I have an extremely gifted but not very personable veterinary assistant at my practice. What can I do to encourage her to
be a little friendlier with co-workers and clients?
Some people are simply very introverted and that can be interpreted as being unfriendly, says Dr. Michael Paul, principal
of Magpie Veterinary Consulting in the West Indies. Cultural and generational differences can also cause one to feel like
they "don't fit."
"You don't say anything about how this person treats other staff members," Dr. Paul says. "Not interacting socially or sharing
interests may lead to isolation. About all you can do in that case is to include her in activities, take her to lunch, get
to know her. Don't misinterpret her quietness as being unfriendly."
On the other hand, how she talks to and interacts with others is much more important, Dr. Paul says. Being quiet and distant
is one thing, but being rude, mean-spirited or passive-aggressive is something else. Such behavior is sometimes a defense
to keep people at a distance. She may not even be aware she does it. However, behavior that adversely impacts others cannot
"If that's the case, I suggest having a talk with her and telling her the way people feel," Dr. Paul says. "If her behavior
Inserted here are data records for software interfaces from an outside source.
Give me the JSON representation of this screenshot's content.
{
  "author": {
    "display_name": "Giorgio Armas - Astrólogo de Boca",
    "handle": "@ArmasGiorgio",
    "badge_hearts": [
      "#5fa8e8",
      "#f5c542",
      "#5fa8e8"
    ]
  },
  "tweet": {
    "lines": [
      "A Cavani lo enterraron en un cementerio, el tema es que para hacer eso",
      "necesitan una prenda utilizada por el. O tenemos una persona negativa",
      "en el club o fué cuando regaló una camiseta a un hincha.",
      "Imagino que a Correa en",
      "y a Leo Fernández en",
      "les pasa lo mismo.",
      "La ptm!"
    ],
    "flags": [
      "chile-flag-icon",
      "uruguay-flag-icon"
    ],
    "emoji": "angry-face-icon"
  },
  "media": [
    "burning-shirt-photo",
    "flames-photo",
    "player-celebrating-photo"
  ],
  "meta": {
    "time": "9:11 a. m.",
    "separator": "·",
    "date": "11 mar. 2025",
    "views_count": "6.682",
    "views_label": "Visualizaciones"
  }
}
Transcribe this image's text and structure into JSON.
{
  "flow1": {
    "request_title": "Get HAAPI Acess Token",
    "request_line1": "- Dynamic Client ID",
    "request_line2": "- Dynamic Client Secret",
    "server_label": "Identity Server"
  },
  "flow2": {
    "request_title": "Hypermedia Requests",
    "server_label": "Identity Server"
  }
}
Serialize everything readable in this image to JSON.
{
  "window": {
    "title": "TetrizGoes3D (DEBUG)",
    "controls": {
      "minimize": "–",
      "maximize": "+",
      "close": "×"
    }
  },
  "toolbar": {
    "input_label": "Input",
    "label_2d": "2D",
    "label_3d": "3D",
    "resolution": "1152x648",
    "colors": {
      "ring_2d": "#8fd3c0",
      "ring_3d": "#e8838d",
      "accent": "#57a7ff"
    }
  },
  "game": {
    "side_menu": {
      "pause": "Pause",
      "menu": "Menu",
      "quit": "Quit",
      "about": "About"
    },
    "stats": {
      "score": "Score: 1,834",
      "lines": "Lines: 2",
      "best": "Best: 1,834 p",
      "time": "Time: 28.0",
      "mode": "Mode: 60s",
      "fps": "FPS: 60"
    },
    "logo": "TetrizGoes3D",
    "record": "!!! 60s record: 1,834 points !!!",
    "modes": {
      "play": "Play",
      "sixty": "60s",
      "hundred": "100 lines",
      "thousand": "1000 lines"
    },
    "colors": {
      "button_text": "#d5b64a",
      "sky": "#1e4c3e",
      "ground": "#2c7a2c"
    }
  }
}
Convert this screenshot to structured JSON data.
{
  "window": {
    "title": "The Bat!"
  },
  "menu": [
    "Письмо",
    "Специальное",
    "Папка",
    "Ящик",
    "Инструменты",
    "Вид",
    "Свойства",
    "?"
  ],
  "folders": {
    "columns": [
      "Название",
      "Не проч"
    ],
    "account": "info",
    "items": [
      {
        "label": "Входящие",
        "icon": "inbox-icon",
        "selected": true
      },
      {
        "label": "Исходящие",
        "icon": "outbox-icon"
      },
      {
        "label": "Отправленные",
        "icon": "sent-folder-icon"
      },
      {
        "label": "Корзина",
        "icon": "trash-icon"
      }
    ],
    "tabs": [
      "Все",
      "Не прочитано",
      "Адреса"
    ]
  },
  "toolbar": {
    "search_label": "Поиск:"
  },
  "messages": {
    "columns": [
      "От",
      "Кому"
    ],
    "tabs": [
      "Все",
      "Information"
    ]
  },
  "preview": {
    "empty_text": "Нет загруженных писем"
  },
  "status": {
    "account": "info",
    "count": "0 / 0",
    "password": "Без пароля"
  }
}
is destructive, tell her that if she doesn't work toward a better attitude, she'll have to leave."
She could be valuable as a work performer, but every staff member has value and she simply cannot be allowed to hurt them
by diminishing their value. Shy and quiet, you accept and help her grow. Toxic? She needs to change—or go.